I was excited and nervous. Even when I auditioned I was thinking I didn't want to put myself too far into this horror genre and never be able to get out of it. I loved Eli Roth and we didn't get to read the script at all, we just kind of knew what it was about. After I finally got to meet Eli he said, "This is going to be more gross than anything I've ever done. We're literally going to go to the middle of a village and you're going to have to poop in a jungle, can you do that?" And I said, "Yep, I can do that." It was harder than any of us expected, and even Eli will say there were times when he'd say, "I can't believe I got all of us into this." It was very dramatic, actually, very intense.
You mentioned being worried about doing too many horror movies; is that something you want to try to avoid, being typecast as a horror actress?
I've done a few of them, but they're more thrillers than horror. The things I've got coming up are more thrillers; I mean, you can't top an Eli Roth movie horror-wise. I might have made it to the tippy-top in that genre. I just want to challenge myself in other ways, go into other experiences. I love doing it, but I think I've got the whole covered in blood and screaming thing down, I think I want to move on to other things. I love action movies, love doing stunts, so I want to move into that more. I also love comedies, so I want to be able to do more of them too.
Are there any other actors or directors you really want to work with?

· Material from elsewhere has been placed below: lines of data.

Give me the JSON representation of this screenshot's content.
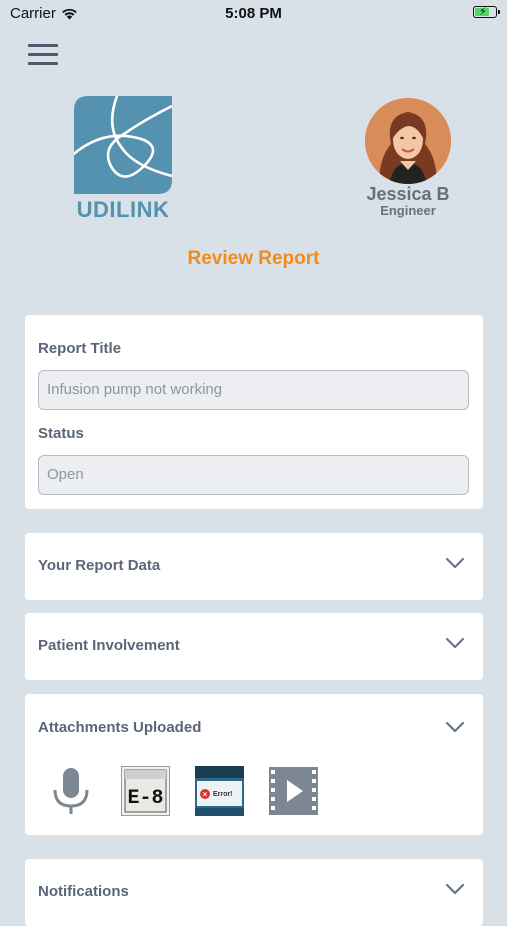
{
  "status_bar": {
    "carrier": "Carrier",
    "time": "5:08 PM"
  },
  "logo": {
    "text": "UDILINK",
    "brand_color": "#5592b0"
  },
  "user": {
    "name": "Jessica B",
    "role": "Engineer"
  },
  "page": {
    "title": "Review Report",
    "accent_color": "#f08c1e"
  },
  "form": {
    "report_title_label": "Report Title",
    "report_title_value": "Infusion pump not working",
    "status_label": "Status",
    "status_value": "Open"
  },
  "sections": [
    {
      "title": "Your Report Data",
      "icon": "chevron-down-icon"
    },
    {
      "title": "Patient Involvement",
      "icon": "chevron-down-icon"
    },
    {
      "title": "Attachments Uploaded",
      "icon": "chevron-down-icon"
    },
    {
      "title": "Notifications",
      "icon": "chevron-down-icon"
    }
  ],
  "attachments": [
    {
      "type": "audio",
      "icon": "microphone-icon"
    },
    {
      "type": "image",
      "icon": "image-thumbnail"
    },
    {
      "type": "image",
      "icon": "image-thumbnail"
    },
    {
      "type": "video",
      "icon": "video-icon"
    }
  ],
  "thumbnail_text": {
    "device_display": "E-8",
    "error_text": "Error!"
  }
}
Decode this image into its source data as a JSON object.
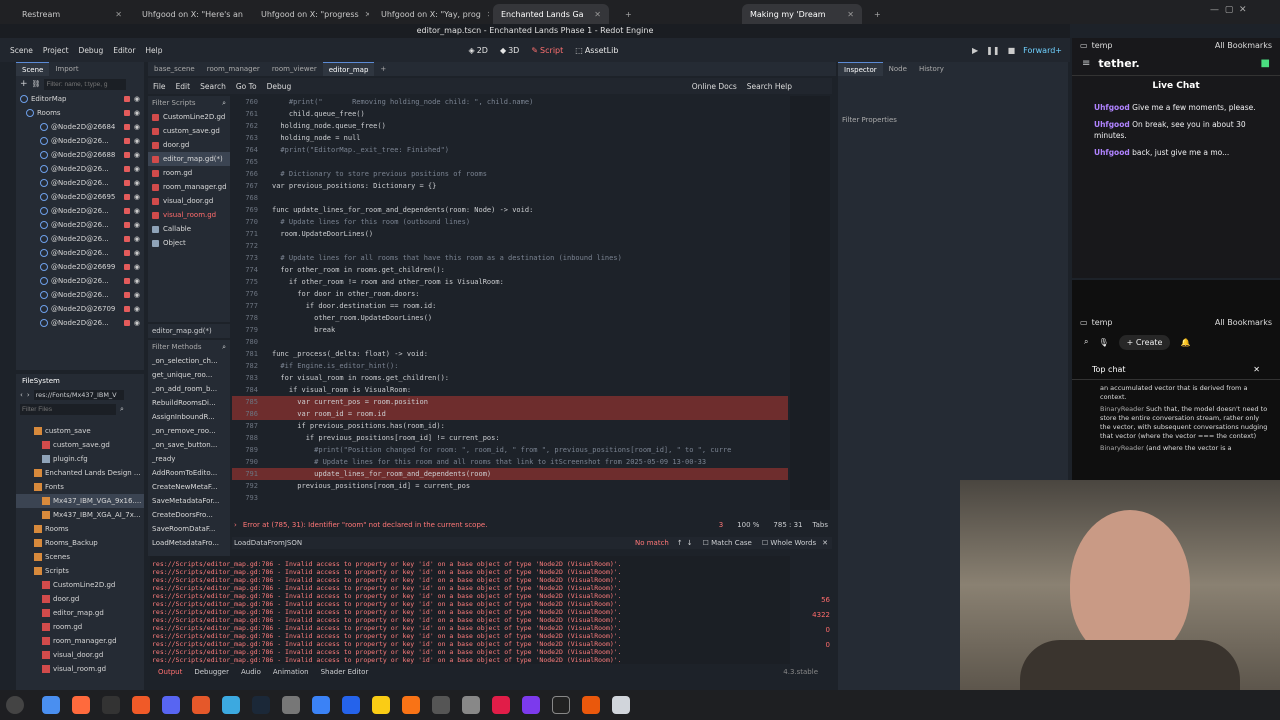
{
  "browser": {
    "tabs": [
      {
        "label": "Restream"
      },
      {
        "label": "Uhfgood on X: \"Here's an"
      },
      {
        "label": "Uhfgood on X: \"progress"
      },
      {
        "label": "Uhfgood on X: \"Yay, prog"
      },
      {
        "label": "Enchanted Lands Ga"
      },
      {
        "label": "Making my 'Dream"
      }
    ]
  },
  "godot": {
    "title": "editor_map.tscn - Enchanted Lands Phase 1 - Redot Engine",
    "menu": [
      "Scene",
      "Project",
      "Debug",
      "Editor",
      "Help"
    ],
    "workspaces": [
      "2D",
      "3D",
      "Script",
      "AssetLib"
    ],
    "renderer": "Forward+",
    "scene_tabs": [
      "Scene",
      "Import"
    ],
    "filter_nodes_placeholder": "Filter: name, t:type, g",
    "scene_tree": [
      "EditorMap",
      "Rooms",
      "@Node2D@26684",
      "@Node2D@26...",
      "@Node2D@26688",
      "@Node2D@26...",
      "@Node2D@26...",
      "@Node2D@26695",
      "@Node2D@26...",
      "@Node2D@26...",
      "@Node2D@26...",
      "@Node2D@26...",
      "@Node2D@26699",
      "@Node2D@26...",
      "@Node2D@26...",
      "@Node2D@26709",
      "@Node2D@26..."
    ],
    "filesystem": {
      "title": "FileSystem",
      "path": "res://Fonts/Mx437_IBM_V",
      "filter_placeholder": "Filter Files",
      "items": [
        "custom_save",
        "custom_save.gd",
        "plugin.cfg",
        "Enchanted Lands Design ...",
        "Fonts",
        "Mx437_IBM_VGA_9x16....",
        "Mx437_IBM_XGA_AI_7x...",
        "Rooms",
        "Rooms_Backup",
        "Scenes",
        "Scripts",
        "CustomLine2D.gd",
        "door.gd",
        "editor_map.gd",
        "room.gd",
        "room_manager.gd",
        "visual_door.gd",
        "visual_room.gd"
      ]
    },
    "editor_tabs": [
      "base_scene",
      "room_manager",
      "room_viewer",
      "editor_map"
    ],
    "script_menu": [
      "File",
      "Edit",
      "Search",
      "Go To",
      "Debug"
    ],
    "online_docs": "Online Docs",
    "search_help": "Search Help",
    "filter_scripts_placeholder": "Filter Scripts",
    "scripts": [
      "CustomLine2D.gd",
      "custom_save.gd",
      "door.gd",
      "editor_map.gd(*)",
      "room.gd",
      "room_manager.gd",
      "visual_door.gd",
      "visual_room.gd",
      "Callable",
      "Object"
    ],
    "current_script": "editor_map.gd(*)",
    "filter_methods_placeholder": "Filter Methods",
    "methods": [
      "_on_selection_ch...",
      "get_unique_roo...",
      "_on_add_room_b...",
      "RebuildRoomsDi...",
      "AssignInboundR...",
      "_on_remove_roo...",
      "_on_save_button...",
      "_ready",
      "AddRoomToEdito...",
      "CreateNewMetaF...",
      "SaveMetadataFor...",
      "CreateDoorsFro...",
      "SaveRoomDataF...",
      "LoadMetadataFro..."
    ],
    "code_lines": [
      {
        "n": "760",
        "t": "    #print(\"       Removing holding_node child: \", child.name)"
      },
      {
        "n": "761",
        "t": "    child.queue_free()"
      },
      {
        "n": "762",
        "t": "  holding_node.queue_free()"
      },
      {
        "n": "763",
        "t": "  holding_node = null"
      },
      {
        "n": "764",
        "t": "  #print(\"EditorMap._exit_tree: Finished\")"
      },
      {
        "n": "765",
        "t": ""
      },
      {
        "n": "766",
        "t": "  # Dictionary to store previous positions of rooms"
      },
      {
        "n": "767",
        "t": "var previous_positions: Dictionary = {}"
      },
      {
        "n": "768",
        "t": ""
      },
      {
        "n": "769",
        "t": "func update_lines_for_room_and_dependents(room: Node) -> void:"
      },
      {
        "n": "770",
        "t": "  # Update lines for this room (outbound lines)"
      },
      {
        "n": "771",
        "t": "  room.UpdateDoorLines()"
      },
      {
        "n": "772",
        "t": ""
      },
      {
        "n": "773",
        "t": "  # Update lines for all rooms that have this room as a destination (inbound lines)"
      },
      {
        "n": "774",
        "t": "  for other_room in rooms.get_children():"
      },
      {
        "n": "775",
        "t": "    if other_room != room and other_room is VisualRoom:"
      },
      {
        "n": "776",
        "t": "      for door in other_room.doors:"
      },
      {
        "n": "777",
        "t": "        if door.destination == room.id:"
      },
      {
        "n": "778",
        "t": "          other_room.UpdateDoorLines()"
      },
      {
        "n": "779",
        "t": "          break"
      },
      {
        "n": "780",
        "t": ""
      },
      {
        "n": "781",
        "t": "func _process(_delta: float) -> void:"
      },
      {
        "n": "782",
        "t": "  #if Engine.is_editor_hint():"
      },
      {
        "n": "783",
        "t": "  for visual_room in rooms.get_children():"
      },
      {
        "n": "784",
        "t": "    if visual_room is VisualRoom:"
      },
      {
        "n": "785",
        "t": "      var current_pos = room.position"
      },
      {
        "n": "786",
        "t": "      var room_id = room.id"
      },
      {
        "n": "787",
        "t": "      if previous_positions.has(room_id):"
      },
      {
        "n": "788",
        "t": "        if previous_positions[room_id] != current_pos:"
      },
      {
        "n": "789",
        "t": "          #print(\"Position changed for room: \", room_id, \" from \", previous_positions[room_id], \" to \", curre"
      },
      {
        "n": "790",
        "t": "          # Update lines for this room and all rooms that link to itScreenshot from 2025-05-09 13-00-33"
      },
      {
        "n": "791",
        "t": "          update_lines_for_room_and_dependents(room)"
      },
      {
        "n": "792",
        "t": "      previous_positions[room_id] = current_pos"
      },
      {
        "n": "793",
        "t": ""
      }
    ],
    "error_text": "Error at (785, 31): Identifier \"room\" not declared in the current scope.",
    "error_count": "3",
    "zoom": "100 %",
    "line_col": "785 :  31",
    "indent": "Tabs",
    "find_text": "LoadDataFromJSON",
    "find_status": "No match",
    "match_case": "Match Case",
    "whole_words": "Whole Words",
    "output_lines": [
      "res://Scripts/editor_map.gd:786 - Invalid access to property or key 'id' on a base object of type 'Node2D (VisualRoom)'.",
      "res://Scripts/editor_map.gd:786 - Invalid access to property or key 'id' on a base object of type 'Node2D (VisualRoom)'.",
      "res://Scripts/editor_map.gd:786 - Invalid access to property or key 'id' on a base object of type 'Node2D (VisualRoom)'.",
      "res://Scripts/editor_map.gd:786 - Invalid access to property or key 'id' on a base object of type 'Node2D (VisualRoom)'.",
      "res://Scripts/editor_map.gd:786 - Invalid access to property or key 'id' on a base object of type 'Node2D (VisualRoom)'.",
      "res://Scripts/editor_map.gd:786 - Invalid access to property or key 'id' on a base object of type 'Node2D (VisualRoom)'.",
      "res://Scripts/editor_map.gd:786 - Invalid access to property or key 'id' on a base object of type 'Node2D (VisualRoom)'.",
      "res://Scripts/editor_map.gd:786 - Invalid access to property or key 'id' on a base object of type 'Node2D (VisualRoom)'.",
      "res://Scripts/editor_map.gd:786 - Invalid access to property or key 'id' on a base object of type 'Node2D (VisualRoom)'.",
      "res://Scripts/editor_map.gd:786 - Invalid access to property or key 'id' on a base object of type 'Node2D (VisualRoom)'.",
      "res://Scripts/editor_map.gd:786 - Invalid access to property or key 'id' on a base object of type 'Node2D (VisualRoom)'.",
      "res://Scripts/editor_map.gd:786 - Invalid access to property or key 'id' on a base object of type 'Node2D (VisualRoom)'.",
      "res://Scripts/editor_map.gd:786 - Invalid access to property or key 'id' on a base object of type 'Node2D (VisualRoom)'.",
      "res://Scripts/editor_map.gd:786 - Invalid access to property or key 'id' on a base object of type 'Node2D (VisualRoom)'."
    ],
    "output_counts": {
      "errors": "56",
      "warnings": "4322",
      "w2": "0",
      "i": "0"
    },
    "bottom_tabs": [
      "Output",
      "Debugger",
      "Audio",
      "Animation",
      "Shader Editor"
    ],
    "version": "4.3.stable",
    "inspector_tabs": [
      "Inspector",
      "Node",
      "History"
    ],
    "filter_properties": "Filter Properties"
  },
  "chat": {
    "app": "tether.",
    "title": "Live Chat",
    "messages": [
      {
        "user": "Uhfgood",
        "text": "Give me a few moments, please."
      },
      {
        "user": "Uhfgood",
        "text": "On break, see you in about 30 minutes."
      },
      {
        "user": "Uhfgood",
        "text": "back, just give me a mo..."
      }
    ],
    "bookmarks": "All Bookmarks",
    "folder": "temp"
  },
  "yt": {
    "create": "Create",
    "top_chat": "Top chat",
    "messages": [
      {
        "text": "an accumulated vector that is derived from a context."
      },
      {
        "user": "BinaryReader",
        "text": "Such that, the model doesn't need to store the entire conversation stream, rather only the vector, with subsequent conversations nudging that vector (where the vector === the context)"
      },
      {
        "user": "BinaryReader",
        "text": "(and where the vector is a"
      }
    ]
  }
}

I really want to work with Quentin, obviously, so that would be great. I always joked with Eli that I want to do the Kill Bill prequel, be Uma when she was younger. But it's always about the script, and who you vibe with. The reason I liked working with Eli so much was that, after he worked with Quentin as an actor, he's now a real actor's director. Working with him was just super easy and fun. I'd love to work with another person like that, who's very hands-on and knows how to take care of their actors first and foremost.
What's your favorite thing about being an actress?
Oh, god. Well, one of the best and worst things about being in touch with your emotions is I say exactly how I feel whenever I feel it. So that's great because it's honest, but it can be a downfall at times. I live a very fortunate life, it's a pretty great gig. I love doing what I do and I can't complain about much. The only thing that sucks is when you're not working, that can be really tough. But I wouldn't put up with the stress and drama of it if I didn't really love it.
Have you ever googled yourself?
Yes, I have. I'm not going to lie about that. A lot of old pictures that I really hate seeing. There are close-ups from Project X that creepers found of the wet t-shirt scene. Stuff from Hannah Montana, it's all over the place. I get excited when I find a photo of myself that really looks like me, because it's hard not to be super critical of yourself. I read the interviews that I've done, just to make sure I don't sound crazy or being taken out of context. I stick to Twitter and Instagram for stuff like that. Anything can be posted on the internet, you never know how truthful it is. It's a fun game to play though, especially with some of my friends who are more successful, I read something and I'm like, "That's not even true." The whole press and promotional side of acting is a whole other skill in itself. At times you're not prepared for it. Everything you say will be written down and can be taken out of context, so you have to be careful what you say.
I promise I'll be accurate with my article. By the way, who is your all-time celebrity crush?
Oh, god! I think I'm going to say Liam Hemsworth, because I've met him a couple of times and I've geeked out. I'm like, "Oh my god, you're so beautiful." [Laughs] He's a good looking man. He and Charlie Hunnam are two of my favorites, and they look a little similar, so I think I have a type.
Thanks again for your time!
Thank you, glad we could talk.